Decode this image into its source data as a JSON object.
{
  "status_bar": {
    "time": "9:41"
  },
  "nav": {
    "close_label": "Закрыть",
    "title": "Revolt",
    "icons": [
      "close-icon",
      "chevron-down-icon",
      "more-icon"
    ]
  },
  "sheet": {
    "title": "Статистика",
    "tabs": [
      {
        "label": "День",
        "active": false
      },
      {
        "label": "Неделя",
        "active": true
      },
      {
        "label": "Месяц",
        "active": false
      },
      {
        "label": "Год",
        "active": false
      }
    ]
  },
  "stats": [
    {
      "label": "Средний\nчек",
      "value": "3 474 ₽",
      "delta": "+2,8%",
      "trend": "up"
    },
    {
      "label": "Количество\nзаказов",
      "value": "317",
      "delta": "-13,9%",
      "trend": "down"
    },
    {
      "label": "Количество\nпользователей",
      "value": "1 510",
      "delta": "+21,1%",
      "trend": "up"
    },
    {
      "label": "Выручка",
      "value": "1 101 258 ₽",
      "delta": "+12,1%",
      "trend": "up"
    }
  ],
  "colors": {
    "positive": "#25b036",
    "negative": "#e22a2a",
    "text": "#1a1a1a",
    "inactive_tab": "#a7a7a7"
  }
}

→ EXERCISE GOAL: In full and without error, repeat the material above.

→ OUTPUT OF THE EXERCISE:
Decode this image into its source data as a JSON object.
{
  "status_bar": {
    "time": "9:41"
  },
  "nav": {
    "close_label": "Закрыть",
    "title": "Revolt",
    "icons": [
      "close-icon",
      "chevron-down-icon",
      "more-icon"
    ]
  },
  "sheet": {
    "title": "Статистика",
    "tabs": [
      {
        "label": "День",
        "active": false
      },
      {
        "label": "Неделя",
        "active": true
      },
      {
        "label": "Месяц",
        "active": false
      },
      {
        "label": "Год",
        "active": false
      }
    ]
  },
  "stats": [
    {
      "label": "Средний\nчек",
      "value": "3 474 ₽",
      "delta": "+2,8%",
      "trend": "up"
    },
    {
      "label": "Количество\nзаказов",
      "value": "317",
      "delta": "-13,9%",
      "trend": "down"
    },
    {
      "label": "Количество\nпользователей",
      "value": "1 510",
      "delta": "+21,1%",
      "trend": "up"
    },
    {
      "label": "Выручка",
      "value": "1 101 258 ₽",
      "delta": "+12,1%",
      "trend": "up"
    }
  ],
  "colors": {
    "positive": "#25b036",
    "negative": "#e22a2a",
    "text": "#1a1a1a",
    "inactive_tab": "#a7a7a7"
  }
}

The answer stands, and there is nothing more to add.